Mr Sunak confirmed that the taper rate – the amount of Universal Credit that gets withdrawn for every pound that a claimant earns through work – will be slashed from 63p to 55p on the pound, in an announcement to MPs in the House of Commons this afternoon..
In what was one of the final points addressed as he unveiled the 2021 Autumn Budget and Spending Review, Mr Sunak said that he wants to live in a society that “rewards work”.
In real terms, it means that £2bn pounds a year is being put back into Universal Credit following the £6bn lost by claimants following the end of the weekly £20 uplift.
He said that the cut to the taper rate “takes a first step” towards that vision.
However, the taper rate changes will only increase the income of those Universal Credit claimants that are currently in work.
Still, with 40% of claimants also working in jobs at least part-time, the Chancellor’s announcement does mean that many will be able to keep more of their benefits.
The changes will be introduced this year, no later than 1 December 2021.
It’s a tax cut next year worth over £2bn, he says, that will “benefit nearly two million families who will keep, on average, an extra £1,000 a year”.

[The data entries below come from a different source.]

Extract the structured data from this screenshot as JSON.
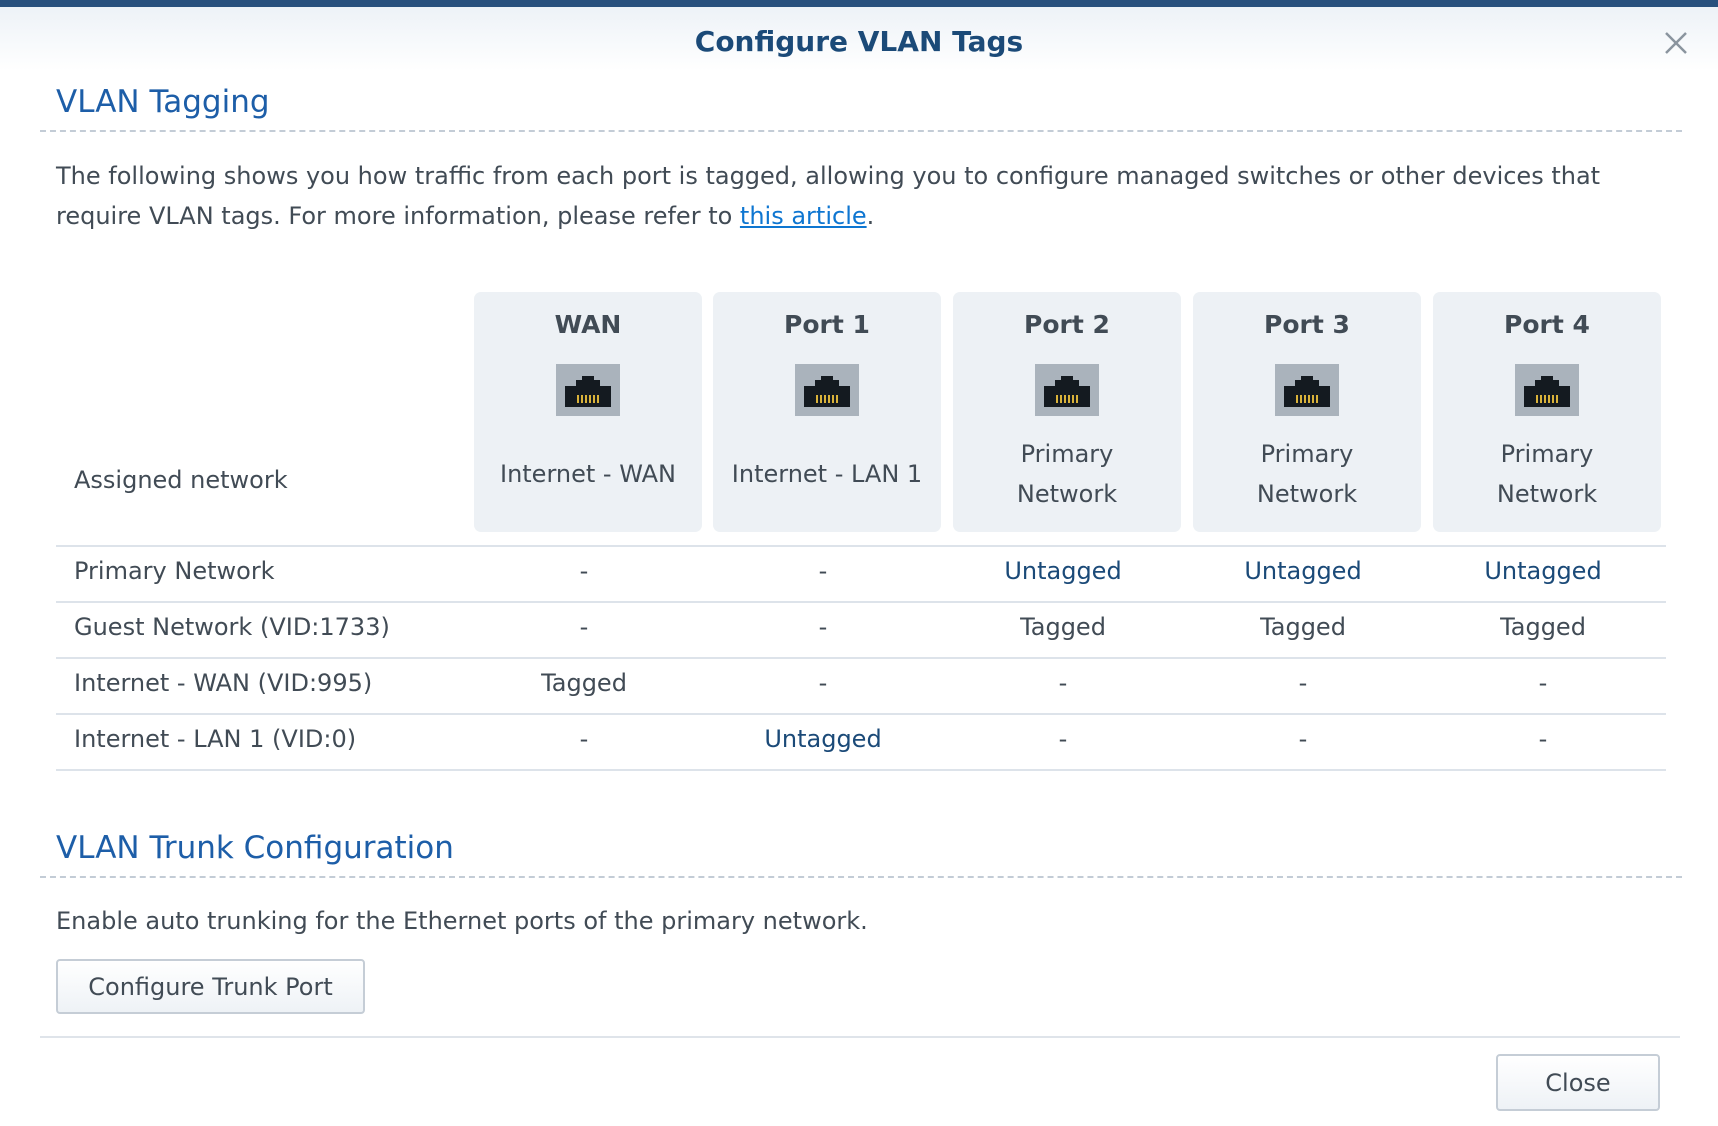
{
  "dialog": {
    "title": "Configure VLAN Tags"
  },
  "vlan_tagging": {
    "title": "VLAN Tagging",
    "desc_before": "The following shows you how traffic from each port is tagged, allowing you to configure managed switches or other devices that require VLAN tags. For more information, please refer to ",
    "link_text": "this article",
    "desc_after": "."
  },
  "table": {
    "assigned_label": "Assigned network",
    "ports": [
      {
        "name": "WAN",
        "network": "Internet - WAN"
      },
      {
        "name": "Port 1",
        "network": "Internet - LAN 1"
      },
      {
        "name": "Port 2",
        "network": "Primary Network"
      },
      {
        "name": "Port 3",
        "network": "Primary Network"
      },
      {
        "name": "Port 4",
        "network": "Primary Network"
      }
    ],
    "rows": [
      {
        "label": "Primary Network",
        "cells": [
          "-",
          "-",
          "Untagged",
          "Untagged",
          "Untagged"
        ]
      },
      {
        "label": "Guest Network (VID:1733)",
        "cells": [
          "-",
          "-",
          "Tagged",
          "Tagged",
          "Tagged"
        ]
      },
      {
        "label": "Internet - WAN (VID:995)",
        "cells": [
          "Tagged",
          "-",
          "-",
          "-",
          "-"
        ]
      },
      {
        "label": "Internet - LAN 1 (VID:0)",
        "cells": [
          "-",
          "Untagged",
          "-",
          "-",
          "-"
        ]
      }
    ]
  },
  "trunk": {
    "title": "VLAN Trunk Configuration",
    "desc": "Enable auto trunking for the Ethernet ports of the primary network.",
    "button_label": "Configure Trunk Port"
  },
  "footer": {
    "close_label": "Close"
  },
  "icons": {
    "close": "close-x-icon",
    "port": "ethernet-port-icon"
  },
  "colors": {
    "accent": "#1d5ea8",
    "title": "#1b4a78",
    "link": "#0e76d1",
    "topbar": "#28507d"
  }
}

It is the first change made to the Universal Credit taper rate in five years.
Taking to Twitter following the Autumn Budget 2021 announcement to explain the cut to the taper rate in a series of tweets, Mr Sunak said: “We are cutting the Universal Credit Taper Rate not by 1%, not by 2% – but by 8%. From 63p to 55p.
“The Taper Rate withdraws support gradually as people work more hours. It is currently 63%, so for every extra £1 someone earns, their Universal Credit is reduced by 63p. Let’s call this what it is: a tax on work – and a high rate of tax at that – so to make sure work pays, and help some of the lowest income families keep more of their hard-earned money, I have decided that the UC Taper Rate will be cut, not by 1p or even 2p – but by 8p.

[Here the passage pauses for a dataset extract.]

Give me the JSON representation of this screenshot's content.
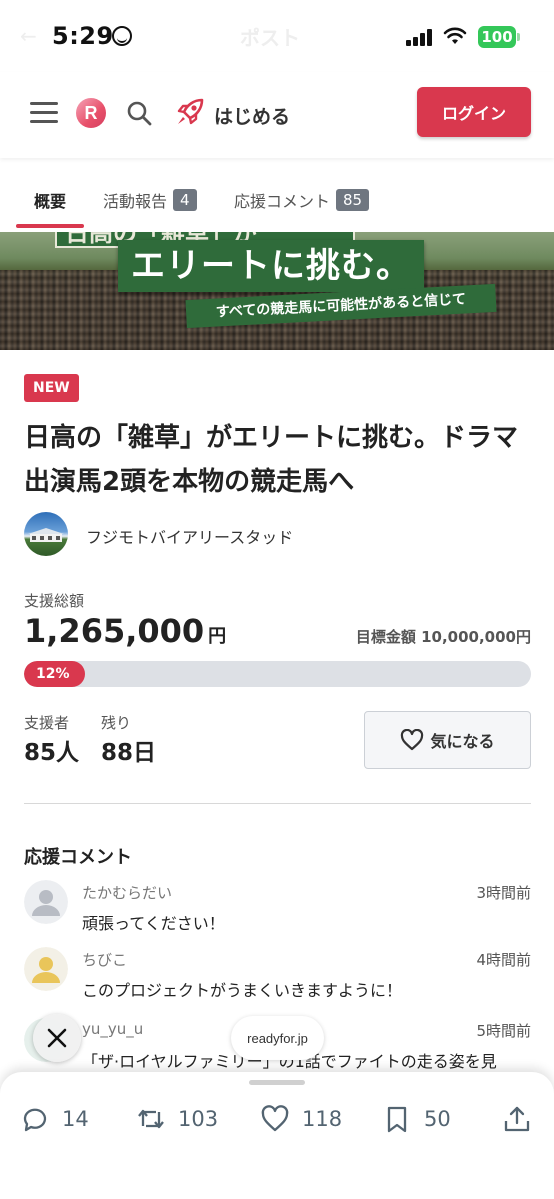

“This is a tax on working people – and I’m cutting it from 63p to 55p.”
He then added: “I’m also increasing the Work Allowances by £500, this is a tax cut next year of £2.2 billion, so nearly 2 million families will keep, on average, an extra £1,000 a year.
“We’ll introduce not in April as normal but within weeks, and no later than December 1st.”
Mr Sunak claimed during his announcement that a single mother of two could be better off by around £1,200 a year, while a couple renting a home with two children could be better off by around £1,800.
You can find more the 2021 Autumn Budget in full on the gov.uk website here.
Featured Image – Twitter